Regenerative Agriculture

Regenerative Agriculture

It is no longer enough to strive for sustainability in farming—if we are to preserve our natural environment for our children, we need to shift to regenerative practices. Agriculture responding to the consumer demand for healthy, sustainable products and is slowly waking up to the immense benefits of regenerative farming methods.

What is Regenerative Farming?

The terms Regenerative Farming was coined by the Rodale Institute which states; “Regenerative prioritizes soil health while simultaneously encompassing high standards for animal welfare and worker fairness. The idea is to create farm systems that work in harmony with nature to improve quality of life for every creature involved.”

Simply put, regenerative farming increases the amount of arable topsoil through natural farming practices.

This shift is not so much a choice as it is a necessity. Extensive use of herbicides, fungicides and pesticides has resulted in acute degradation of a third of the world’s topsoil. According to a UN report, if we continue current practices, the complete degradation of our topsoil will occur in as little as 60 years. Sustainable agriculture is no longer enough. Regenerative agriculture aims to restore the natural ecosystem of soils through natural farming methods. This not only halts the degradation of topsoil, but actually reverses it.

In order to do this, you need to rebuild the soil’s organic plant matter and the myriad of creatures, fungi, bacteria, nematodes and other microorganisms that work to break it down. Most soil only contains 2%-10% plant matter, but each percent of plant matter helps the soil retain 20,000 gallons (about 75,708 litres) more water per acre and reduces erosion.

This means covering soil with plant matter. This can be mulch, manure, straw, leaves etc. Each farmer will use what they have available to them and what works best with their crops and conditions.

Once organisms which break down plant matter return to the soil, they are able to turn that plant matter into nutrients that plants need to thrive.
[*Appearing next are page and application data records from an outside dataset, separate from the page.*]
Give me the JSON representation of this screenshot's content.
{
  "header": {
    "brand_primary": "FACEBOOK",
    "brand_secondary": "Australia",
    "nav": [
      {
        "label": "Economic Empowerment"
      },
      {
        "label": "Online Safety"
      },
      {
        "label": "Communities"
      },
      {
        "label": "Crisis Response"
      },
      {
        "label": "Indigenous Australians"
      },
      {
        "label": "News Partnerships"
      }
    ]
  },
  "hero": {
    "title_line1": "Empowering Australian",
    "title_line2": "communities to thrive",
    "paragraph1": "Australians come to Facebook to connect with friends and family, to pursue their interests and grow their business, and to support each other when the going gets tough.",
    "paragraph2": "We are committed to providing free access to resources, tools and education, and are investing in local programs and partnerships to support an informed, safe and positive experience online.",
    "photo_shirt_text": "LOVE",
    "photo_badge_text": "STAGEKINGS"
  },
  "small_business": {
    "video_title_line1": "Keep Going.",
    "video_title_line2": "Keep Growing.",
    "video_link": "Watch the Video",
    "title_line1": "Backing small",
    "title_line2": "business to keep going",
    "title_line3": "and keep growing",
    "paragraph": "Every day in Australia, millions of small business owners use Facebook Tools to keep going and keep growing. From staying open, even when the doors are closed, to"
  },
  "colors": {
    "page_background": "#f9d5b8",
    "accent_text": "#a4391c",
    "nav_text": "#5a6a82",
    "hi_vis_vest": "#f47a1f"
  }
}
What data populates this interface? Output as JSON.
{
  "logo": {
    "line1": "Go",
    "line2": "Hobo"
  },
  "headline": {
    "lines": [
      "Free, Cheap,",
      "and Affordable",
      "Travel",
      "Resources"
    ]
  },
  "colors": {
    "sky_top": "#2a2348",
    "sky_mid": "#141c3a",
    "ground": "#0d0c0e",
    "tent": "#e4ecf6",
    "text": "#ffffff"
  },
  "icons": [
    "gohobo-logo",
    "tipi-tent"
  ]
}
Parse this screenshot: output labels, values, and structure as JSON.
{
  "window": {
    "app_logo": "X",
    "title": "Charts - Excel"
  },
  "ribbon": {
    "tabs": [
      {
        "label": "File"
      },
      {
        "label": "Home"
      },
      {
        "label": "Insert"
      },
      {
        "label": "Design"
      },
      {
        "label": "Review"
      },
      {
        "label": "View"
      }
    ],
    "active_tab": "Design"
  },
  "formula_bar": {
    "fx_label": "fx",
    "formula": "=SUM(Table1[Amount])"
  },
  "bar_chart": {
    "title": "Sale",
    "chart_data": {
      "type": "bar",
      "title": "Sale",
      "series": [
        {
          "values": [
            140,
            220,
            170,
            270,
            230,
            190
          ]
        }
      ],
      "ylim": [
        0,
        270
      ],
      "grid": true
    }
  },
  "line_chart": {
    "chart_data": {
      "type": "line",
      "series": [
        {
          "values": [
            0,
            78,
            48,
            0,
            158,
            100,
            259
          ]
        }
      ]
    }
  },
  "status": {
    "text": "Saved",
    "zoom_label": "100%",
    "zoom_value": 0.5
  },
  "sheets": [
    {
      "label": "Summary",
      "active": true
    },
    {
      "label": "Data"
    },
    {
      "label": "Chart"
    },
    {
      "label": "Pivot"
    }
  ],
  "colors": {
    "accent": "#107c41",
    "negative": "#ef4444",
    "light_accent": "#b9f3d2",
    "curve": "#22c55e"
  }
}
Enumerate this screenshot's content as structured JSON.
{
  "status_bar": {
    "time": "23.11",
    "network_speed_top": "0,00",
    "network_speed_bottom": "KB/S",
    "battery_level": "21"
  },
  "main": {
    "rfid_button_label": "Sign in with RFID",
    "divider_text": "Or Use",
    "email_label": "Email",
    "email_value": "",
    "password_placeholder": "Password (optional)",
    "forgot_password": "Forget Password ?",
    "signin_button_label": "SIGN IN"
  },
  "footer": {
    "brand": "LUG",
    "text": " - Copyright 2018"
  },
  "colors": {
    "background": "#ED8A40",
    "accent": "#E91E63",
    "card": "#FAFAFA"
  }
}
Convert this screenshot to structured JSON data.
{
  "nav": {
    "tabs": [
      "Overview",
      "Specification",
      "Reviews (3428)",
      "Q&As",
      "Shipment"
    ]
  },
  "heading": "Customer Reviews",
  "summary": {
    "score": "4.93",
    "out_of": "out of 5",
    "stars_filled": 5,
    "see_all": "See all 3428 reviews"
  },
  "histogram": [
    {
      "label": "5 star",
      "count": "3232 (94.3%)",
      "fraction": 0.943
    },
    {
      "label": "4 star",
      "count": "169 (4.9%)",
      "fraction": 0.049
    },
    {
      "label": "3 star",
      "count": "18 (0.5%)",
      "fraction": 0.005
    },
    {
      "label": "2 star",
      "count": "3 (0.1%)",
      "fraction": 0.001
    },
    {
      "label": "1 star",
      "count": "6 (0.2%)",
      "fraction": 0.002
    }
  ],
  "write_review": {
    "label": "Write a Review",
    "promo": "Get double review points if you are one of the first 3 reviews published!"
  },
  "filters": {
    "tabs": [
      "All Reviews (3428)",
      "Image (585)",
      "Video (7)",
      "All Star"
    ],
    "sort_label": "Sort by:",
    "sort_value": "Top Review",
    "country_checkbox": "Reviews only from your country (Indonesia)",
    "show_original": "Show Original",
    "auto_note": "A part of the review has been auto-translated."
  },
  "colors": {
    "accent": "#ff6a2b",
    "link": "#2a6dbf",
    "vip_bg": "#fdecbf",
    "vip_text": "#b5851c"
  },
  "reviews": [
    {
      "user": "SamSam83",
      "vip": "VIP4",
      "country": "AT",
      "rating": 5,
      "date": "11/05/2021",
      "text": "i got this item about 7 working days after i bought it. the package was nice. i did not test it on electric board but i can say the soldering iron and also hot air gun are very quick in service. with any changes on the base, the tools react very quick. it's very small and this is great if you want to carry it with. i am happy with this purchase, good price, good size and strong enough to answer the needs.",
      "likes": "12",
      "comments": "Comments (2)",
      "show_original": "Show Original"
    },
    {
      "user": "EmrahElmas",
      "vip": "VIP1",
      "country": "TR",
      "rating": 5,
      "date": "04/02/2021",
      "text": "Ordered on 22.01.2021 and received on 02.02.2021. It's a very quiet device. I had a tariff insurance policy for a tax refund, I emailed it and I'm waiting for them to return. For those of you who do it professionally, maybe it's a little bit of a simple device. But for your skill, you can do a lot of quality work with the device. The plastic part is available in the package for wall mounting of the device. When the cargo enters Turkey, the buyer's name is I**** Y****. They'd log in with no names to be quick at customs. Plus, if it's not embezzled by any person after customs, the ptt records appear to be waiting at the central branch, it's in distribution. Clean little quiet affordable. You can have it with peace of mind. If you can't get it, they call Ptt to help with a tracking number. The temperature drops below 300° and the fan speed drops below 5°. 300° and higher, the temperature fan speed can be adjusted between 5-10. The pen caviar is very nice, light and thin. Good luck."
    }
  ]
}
Healthy soil means healthier crops that don’t need artificial fertilizers. A healthy microbiome is also more resistance to pests and fungal infections. A single teaspoon of healthy soil has more living organism than there are people on earth.

Another way to improve soil health besides adding natural compost is through animals. Animals’ hooves break up the soil, manure adds to the biome and the crushed plants they walk over create natural mulch that aids water retention.

Mechanical agriculture also has a negative impact on the microbiome of the soil. This has led many farmers to adopt a no-till method. Tilling moves micro-organisms that are designed to be on the top of the soil further down. It also stirs up seeds which can lead to more weeds growing. “Mechanical, physical, and chemical (synthetic fertilizer, herbicide, pesticide, and fungicide) disturbances all have a negative on the soil microbiome, putting soil nutrient cycling and environmental resilience at risk,” writes Emily Payne. “Limiting the disturbance of the soil maintains the soil structure and prevents erosion.”

Does it Work?
There is growing evidence that regenerative farms produce crops that are healthier and higher in nutrition, but that’s not the only advantage. An Agricultural Systems study showed that regenerative farming produces topsoil that is deeper, more aerated and can hold more plants. Regenerative farms boast more cattle per acre and lower animal mortality rates, use less feed and fewer herbicides.

If we are to ensure food security for growing populations, create healthier crops and food we can be proud of, then regenerative farming is the way forward.